My number one priority with resistance training is minimising the risk of chronic damage to my body over decades of lifting weights. I have found lots of conflicting information on this, and a lack of good empirical studies on the main compound lifts. I'm not interested in going very heavy with these movements: 1.5x bodyweight with squats and deadlifts and 1x bodyweight with bench press.
On the one hand there are many who believe that doing back squats, conventional deadlifts, and bench presses, in this weight range, poses no real long term risk as long as you pay enough attention to your form. On the other hand, there are some who say that the movements will damage your joints/tissues/cartilage over time and it's better to substitute them for other movements, even though they may be less efficient.
For example with squats: the conventional wisdom is that if you keep your spine erect and upright then the force applied is compressive, not shear, which your disks are good at dealing with. On the other hand, links like this and this argue that back squats lead to forward lean/hyperextension all too often, which significantly increases the chance of back issues if repeated over a period of decades during one's lifetime.
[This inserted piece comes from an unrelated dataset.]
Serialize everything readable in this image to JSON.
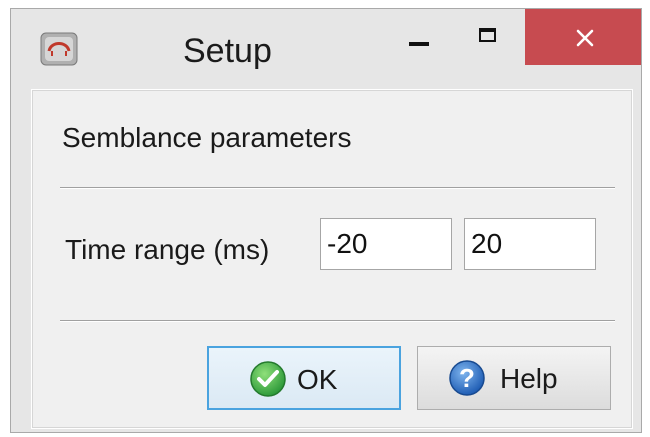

The second link makes similar points for many major lifts and advocates substitute exercises that would be less efficient but safer. For example, squats could be swapped for bulgarian split squats and single leg presses; deadlifts for dumbbell single leg reverse deadlifts.
I guess my actual question comes in two parts:
1) If I swapped the conventional barbell lifts for the variants I mentioned above, would that come with a lower risk of long term damage to my body? (Back, joints, etc).
2) If I swapped for these exercises, would it still be possible to build a moderate level of strength and muscle [enough that I could still squat and deadlift 1.5x my bodyweight if I wanted to], even if it's over a longer period of time?